For the past two years, Texas Aerial Robotics has worked out of empty classroom spaces in the aerospace engineering building. Because there is no lab on campus big enough, they test fly their drone on the top floor of a nearby parking garage.
“That wasn’t able to be used when there was any weather related issue, like if it was windy or raining, or even too sunny,” said Umer Salman, president of Texas Aerial Robotics. “Because we were only able to test our drone outdoors, it affected the way our sensors behaved.”
Last week, construction began on the Anna Hiss Gymnasium to house UT robotics programs. Currently, different robotics labs are located across engineering and natural sciences buildings, but they don’t have a centralized location, according to computer science professor Peter Stone.
“This will give us the space for large projects across departments,” Stone said. “Students from the different departments will have the space to sit together and interact with each other directly rather than just meeting at their different buildings.”
Anna Hiss Gym was built in 1930 as a recreation area, which included gym space and a natatorium, but has been underutilized for years, said Jill Stewart, associate director of Project Management and Construction Services.
“It’s an older building, so we are looking to give a more modern, contemporary use for it,” Stewart said. “We are kind of out of room on campus to create more space, so we are taking existing space and are able to renovate it so that it fits the needs of the program.”
Beginning stages of construction will include roof and window replacements, followed by interior renovations of the south side, which is set to open in early 2020. Because the gym is a historic building, not many changes will be made to the exterior, Stewart said.
“When dealing with historic buildings, we want to pay attention and do what we can to preserve the integrity of the building,” Stewart said. “Anna Hiss has been an important part of this campus for a long time.”

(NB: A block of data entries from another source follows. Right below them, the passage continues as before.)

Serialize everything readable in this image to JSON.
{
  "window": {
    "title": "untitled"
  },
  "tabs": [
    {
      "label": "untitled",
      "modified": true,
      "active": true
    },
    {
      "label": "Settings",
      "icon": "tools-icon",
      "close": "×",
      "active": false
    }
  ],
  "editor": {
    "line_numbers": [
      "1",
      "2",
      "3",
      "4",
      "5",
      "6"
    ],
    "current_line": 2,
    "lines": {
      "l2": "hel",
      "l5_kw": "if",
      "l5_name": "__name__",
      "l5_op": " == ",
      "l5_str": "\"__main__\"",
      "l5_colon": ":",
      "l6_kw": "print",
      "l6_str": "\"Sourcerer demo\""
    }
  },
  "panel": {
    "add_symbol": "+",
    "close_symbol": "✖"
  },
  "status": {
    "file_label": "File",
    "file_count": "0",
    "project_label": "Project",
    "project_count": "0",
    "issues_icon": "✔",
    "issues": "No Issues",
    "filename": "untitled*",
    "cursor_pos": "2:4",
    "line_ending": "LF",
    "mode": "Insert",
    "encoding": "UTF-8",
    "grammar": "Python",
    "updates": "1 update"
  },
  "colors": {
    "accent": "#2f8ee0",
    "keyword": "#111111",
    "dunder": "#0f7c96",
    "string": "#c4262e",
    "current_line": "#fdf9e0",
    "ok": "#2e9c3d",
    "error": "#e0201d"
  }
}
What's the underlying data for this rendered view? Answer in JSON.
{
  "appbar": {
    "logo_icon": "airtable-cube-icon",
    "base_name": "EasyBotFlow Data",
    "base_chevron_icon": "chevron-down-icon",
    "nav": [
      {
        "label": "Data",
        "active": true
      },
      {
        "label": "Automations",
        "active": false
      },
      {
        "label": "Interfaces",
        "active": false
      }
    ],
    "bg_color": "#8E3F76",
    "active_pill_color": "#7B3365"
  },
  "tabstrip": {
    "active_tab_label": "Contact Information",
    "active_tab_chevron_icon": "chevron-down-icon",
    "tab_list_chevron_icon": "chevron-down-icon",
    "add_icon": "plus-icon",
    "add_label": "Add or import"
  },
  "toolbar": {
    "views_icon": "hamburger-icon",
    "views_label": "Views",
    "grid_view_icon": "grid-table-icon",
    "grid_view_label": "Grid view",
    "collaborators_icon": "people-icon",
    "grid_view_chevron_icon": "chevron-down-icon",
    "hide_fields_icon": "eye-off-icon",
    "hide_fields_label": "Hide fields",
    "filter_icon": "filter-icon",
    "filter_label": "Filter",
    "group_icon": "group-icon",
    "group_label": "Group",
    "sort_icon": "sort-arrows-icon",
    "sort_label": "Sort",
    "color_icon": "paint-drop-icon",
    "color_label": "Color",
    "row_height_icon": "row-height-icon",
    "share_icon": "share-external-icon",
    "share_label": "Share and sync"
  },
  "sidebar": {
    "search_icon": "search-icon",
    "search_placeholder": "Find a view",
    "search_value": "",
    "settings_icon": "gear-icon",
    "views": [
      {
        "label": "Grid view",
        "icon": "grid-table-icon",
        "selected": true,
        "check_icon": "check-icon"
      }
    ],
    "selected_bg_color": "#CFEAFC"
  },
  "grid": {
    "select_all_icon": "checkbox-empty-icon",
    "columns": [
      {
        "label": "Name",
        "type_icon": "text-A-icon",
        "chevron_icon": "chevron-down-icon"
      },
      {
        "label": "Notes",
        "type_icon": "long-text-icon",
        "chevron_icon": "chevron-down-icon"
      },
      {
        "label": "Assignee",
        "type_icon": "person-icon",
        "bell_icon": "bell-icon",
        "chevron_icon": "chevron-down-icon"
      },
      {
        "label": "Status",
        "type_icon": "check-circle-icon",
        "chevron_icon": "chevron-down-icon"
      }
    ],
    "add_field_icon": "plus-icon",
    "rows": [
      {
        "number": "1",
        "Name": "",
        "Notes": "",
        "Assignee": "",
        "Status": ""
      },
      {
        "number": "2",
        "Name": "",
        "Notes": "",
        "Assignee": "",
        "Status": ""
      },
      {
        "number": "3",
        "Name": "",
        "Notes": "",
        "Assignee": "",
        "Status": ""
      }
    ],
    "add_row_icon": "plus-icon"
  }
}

Robotics faculty members worked with architects to redesign the gym so that it reflects their current and future needs, Stone said.
“Our vision would be that it would be a very flexible and collaborative space, so there’s not a lot of permanent walls in the design,” Stone said. “As the research in robotics evolves and changes over the years and new faculty members are hired and new projects begin and end, the space will be reconfigured.”
Stone said another design objective was to let visitors view new robots projects while students are still conducting research.
“We will have a lot of glassed-in walls so that people can be in the hallways and see research that is happening without necessarily having to come in and ask for specific demos,” Stone said. “It will be an always-visible lab.”
Salman, an electrical engineering junior, said the space in the Anna Hiss Gym will give his organization much-needed indoor lab space with high ceilings to test their drone.
“We have been pushing for (the Anna Hiss Gym) to be a spot ever since … electrical engineering moved out of it when the new building was built,” Salman said. “It is perfect for what we need.”